In the case of the earthquake, nature does not care about our perception or beliefs of an event, and nature produces no effect from the causation of our thoughts. Humans are quite different as we can/will influence others’ perceptions through our own narratives, predictions and beliefs. This of course is in the present or future tense and our confirmation bias, hindsight bias and narrative fallacy, all help to dilute the objective event as it passes into our own subjective perception. Mirror neurons further complicate what we believe, percieve and learn as we subconsciously/implicitly absorb others’ language, choices and actions.
I fee like I am rambling, and I will move to wrap up the conversation with a summary of a few main points.
- Crowd wisdom may be flawed when the collective judgment is weighted inconsistently, giving certain variables higher or lower weights than others.
- Forecasts can be self-fulfilling and self-defeating; what is the incentive of the forecast, is there any skin-in-the-game?

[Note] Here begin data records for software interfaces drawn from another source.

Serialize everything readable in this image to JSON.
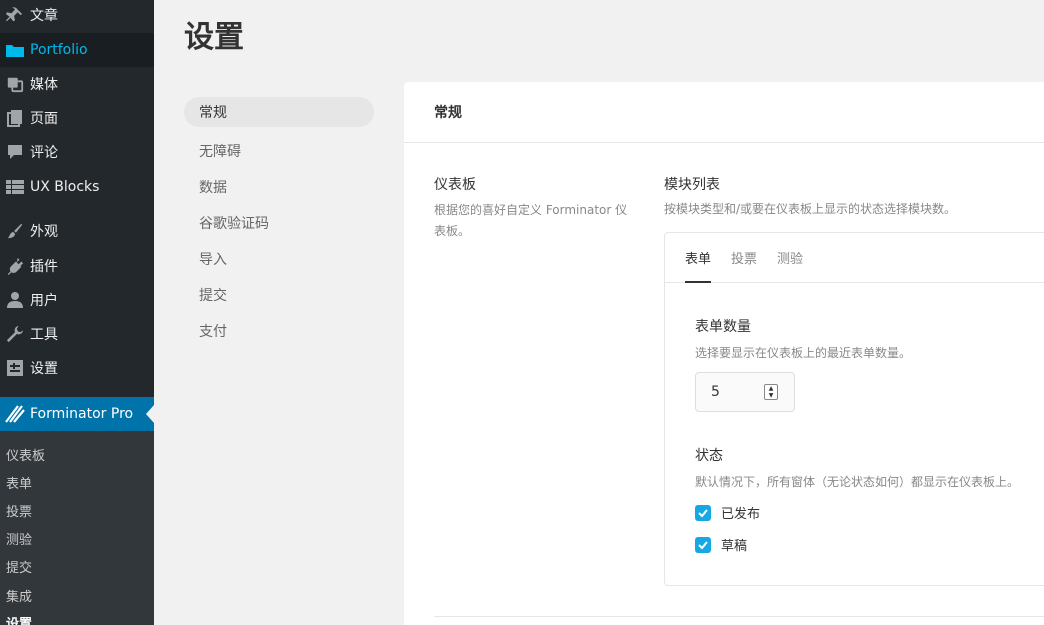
{
  "wp_menu": {
    "items": [
      {
        "label": "文章",
        "icon": "pin-icon"
      },
      {
        "label": "Portfolio",
        "icon": "folder-icon"
      },
      {
        "label": "媒体",
        "icon": "media-icon"
      },
      {
        "label": "页面",
        "icon": "page-icon"
      },
      {
        "label": "评论",
        "icon": "comment-icon"
      },
      {
        "label": "UX Blocks",
        "icon": "grid-icon"
      },
      {
        "label": "外观",
        "icon": "brush-icon"
      },
      {
        "label": "插件",
        "icon": "plugin-icon"
      },
      {
        "label": "用户",
        "icon": "user-icon"
      },
      {
        "label": "工具",
        "icon": "wrench-icon"
      },
      {
        "label": "设置",
        "icon": "settings-icon"
      },
      {
        "label": "Forminator Pro",
        "icon": "forminator-icon"
      }
    ],
    "submenu": [
      "仪表板",
      "表单",
      "投票",
      "测验",
      "提交",
      "集成",
      "设置"
    ]
  },
  "page": {
    "title": "设置"
  },
  "side_nav": [
    "常规",
    "无障碍",
    "数据",
    "谷歌验证码",
    "导入",
    "提交",
    "支付"
  ],
  "box": {
    "title": "常规",
    "label_title": "仪表板",
    "label_desc": "根据您的喜好自定义 Forminator 仪表板。",
    "field_title": "模块列表",
    "field_desc": "按模块类型和/或要在仪表板上显示的状态选择模块数。",
    "tabs": [
      "表单",
      "投票",
      "测验"
    ],
    "count_title": "表单数量",
    "count_desc": "选择要显示在仪表板上的最近表单数量。",
    "count_value": "5",
    "status_title": "状态",
    "status_desc": "默认情况下，所有窗体（无论状态如何）都显示在仪表板上。",
    "checkboxes": [
      {
        "label": "已发布",
        "checked": true
      },
      {
        "label": "草稿",
        "checked": true
      }
    ]
  },
  "colors": {
    "sidebar_bg": "#23282d",
    "active_menu": "#0073aa",
    "portfolio_text": "#00b9eb",
    "checkbox": "#17a8e3"
  }
}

- We all deliver some utility in what we believe and care to share about our beliefs; there isperceived value to a forecast
- Hindsight bias, confirmation bias and narrative fallacy cloud our judgment about past events and how we perceive them.
- We need to weigh forecasts probabilistically against our prior perceptions.
- Do not make forecasts if you do not understand who you may be affecting and how their decisions may be impaired as a result; a forecast is not something that should be taken lightly.
Finally, we should not forget that 90% of all communication is non-verbal and our actions can speak profusely louder than our words. When a certain threshold of forecast-correlation becomes (implicitly) present, we will likely be affected. It takes much practice and experience to become a stoic contrarian.
A great book I read recently covering forecasts and our inability/fallibility of predicting was, “The Signal and The Noise: Why So Many Predictions Fail – but Some Don’t” by Nate Silver.
Another great article from National Geographic I read recently and would recommend was about collective behavior in ants, bees and flocks of birds.